Given data:
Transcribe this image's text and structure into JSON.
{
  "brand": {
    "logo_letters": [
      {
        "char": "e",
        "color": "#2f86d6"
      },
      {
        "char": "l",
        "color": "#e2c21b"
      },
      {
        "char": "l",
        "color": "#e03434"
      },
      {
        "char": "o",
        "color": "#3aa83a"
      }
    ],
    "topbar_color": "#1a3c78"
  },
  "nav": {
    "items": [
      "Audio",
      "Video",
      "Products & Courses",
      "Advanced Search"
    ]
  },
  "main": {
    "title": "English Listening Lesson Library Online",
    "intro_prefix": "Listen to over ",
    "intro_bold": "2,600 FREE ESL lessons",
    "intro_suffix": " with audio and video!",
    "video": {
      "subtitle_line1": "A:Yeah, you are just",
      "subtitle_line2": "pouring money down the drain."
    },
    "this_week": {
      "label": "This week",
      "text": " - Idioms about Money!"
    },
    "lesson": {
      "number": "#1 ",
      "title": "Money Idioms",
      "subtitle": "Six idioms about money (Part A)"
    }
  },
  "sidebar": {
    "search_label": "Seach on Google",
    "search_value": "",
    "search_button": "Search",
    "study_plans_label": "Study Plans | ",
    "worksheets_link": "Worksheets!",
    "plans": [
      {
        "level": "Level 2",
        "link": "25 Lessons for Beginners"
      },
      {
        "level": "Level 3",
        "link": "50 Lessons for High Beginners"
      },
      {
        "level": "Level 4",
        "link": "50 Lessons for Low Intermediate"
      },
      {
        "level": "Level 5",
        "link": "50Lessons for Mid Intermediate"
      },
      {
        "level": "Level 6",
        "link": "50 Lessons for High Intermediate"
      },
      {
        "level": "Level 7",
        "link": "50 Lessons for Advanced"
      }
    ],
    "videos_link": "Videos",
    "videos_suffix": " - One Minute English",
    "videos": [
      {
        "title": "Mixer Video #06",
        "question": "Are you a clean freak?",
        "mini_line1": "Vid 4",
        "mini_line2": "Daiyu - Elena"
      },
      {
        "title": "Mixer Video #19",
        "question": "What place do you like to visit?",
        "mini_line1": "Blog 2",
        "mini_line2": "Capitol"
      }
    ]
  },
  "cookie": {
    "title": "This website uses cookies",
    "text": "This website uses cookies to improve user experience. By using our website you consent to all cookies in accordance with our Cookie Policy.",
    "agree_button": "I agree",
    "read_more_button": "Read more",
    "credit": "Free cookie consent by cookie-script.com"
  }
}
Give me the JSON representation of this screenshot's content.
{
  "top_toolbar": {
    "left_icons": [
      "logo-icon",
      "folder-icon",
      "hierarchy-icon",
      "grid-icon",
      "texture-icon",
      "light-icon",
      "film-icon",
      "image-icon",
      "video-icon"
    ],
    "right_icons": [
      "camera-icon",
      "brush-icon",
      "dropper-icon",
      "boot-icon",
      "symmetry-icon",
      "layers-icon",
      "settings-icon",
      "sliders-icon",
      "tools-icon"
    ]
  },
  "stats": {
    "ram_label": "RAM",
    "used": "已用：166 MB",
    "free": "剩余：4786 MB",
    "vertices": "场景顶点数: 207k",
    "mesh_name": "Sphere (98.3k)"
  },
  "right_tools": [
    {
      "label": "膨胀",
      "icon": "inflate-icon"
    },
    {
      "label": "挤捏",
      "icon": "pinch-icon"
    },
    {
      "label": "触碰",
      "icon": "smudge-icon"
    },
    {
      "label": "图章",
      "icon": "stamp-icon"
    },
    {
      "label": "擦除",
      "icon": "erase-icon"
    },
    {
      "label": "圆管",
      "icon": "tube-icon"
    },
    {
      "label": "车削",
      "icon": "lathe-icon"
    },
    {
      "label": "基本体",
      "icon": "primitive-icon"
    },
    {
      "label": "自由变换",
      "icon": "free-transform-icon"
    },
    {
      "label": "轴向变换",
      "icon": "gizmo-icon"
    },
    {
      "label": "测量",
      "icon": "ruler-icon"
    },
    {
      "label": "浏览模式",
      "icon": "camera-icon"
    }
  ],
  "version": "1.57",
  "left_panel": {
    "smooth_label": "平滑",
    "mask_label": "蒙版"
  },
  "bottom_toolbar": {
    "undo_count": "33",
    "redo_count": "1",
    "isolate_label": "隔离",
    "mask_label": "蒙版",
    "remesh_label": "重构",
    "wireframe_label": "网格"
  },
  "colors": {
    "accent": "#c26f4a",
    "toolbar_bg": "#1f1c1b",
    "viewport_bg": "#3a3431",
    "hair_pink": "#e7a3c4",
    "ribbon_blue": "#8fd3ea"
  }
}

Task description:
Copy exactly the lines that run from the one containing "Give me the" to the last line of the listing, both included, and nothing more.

Answer for the task:
Give me the JSON representation of this screenshot's content.
{
  "top_toolbar": {
    "left_icons": [
      "logo-icon",
      "folder-icon",
      "hierarchy-icon",
      "grid-icon",
      "texture-icon",
      "light-icon",
      "film-icon",
      "image-icon",
      "video-icon"
    ],
    "right_icons": [
      "camera-icon",
      "brush-icon",
      "dropper-icon",
      "boot-icon",
      "symmetry-icon",
      "layers-icon",
      "settings-icon",
      "sliders-icon",
      "tools-icon"
    ]
  },
  "stats": {
    "ram_label": "RAM",
    "used": "已用：166 MB",
    "free": "剩余：4786 MB",
    "vertices": "场景顶点数: 207k",
    "mesh_name": "Sphere (98.3k)"
  },
  "right_tools": [
    {
      "label": "膨胀",
      "icon": "inflate-icon"
    },
    {
      "label": "挤捏",
      "icon": "pinch-icon"
    },
    {
      "label": "触碰",
      "icon": "smudge-icon"
    },
    {
      "label": "图章",
      "icon": "stamp-icon"
    },
    {
      "label": "擦除",
      "icon": "erase-icon"
    },
    {
      "label": "圆管",
      "icon": "tube-icon"
    },
    {
      "label": "车削",
      "icon": "lathe-icon"
    },
    {
      "label": "基本体",
      "icon": "primitive-icon"
    },
    {
      "label": "自由变换",
      "icon": "free-transform-icon"
    },
    {
      "label": "轴向变换",
      "icon": "gizmo-icon"
    },
    {
      "label": "测量",
      "icon": "ruler-icon"
    },
    {
      "label": "浏览模式",
      "icon": "camera-icon"
    }
  ],
  "version": "1.57",
  "left_panel": {
    "smooth_label": "平滑",
    "mask_label": "蒙版"
  },
  "bottom_toolbar": {
    "undo_count": "33",
    "redo_count": "1",
    "isolate_label": "隔离",
    "mask_label": "蒙版",
    "remesh_label": "重构",
    "wireframe_label": "网格"
  },
  "colors": {
    "accent": "#c26f4a",
    "toolbar_bg": "#1f1c1b",
    "viewport_bg": "#3a3431",
    "hair_pink": "#e7a3c4",
    "ribbon_blue": "#8fd3ea"
  }
}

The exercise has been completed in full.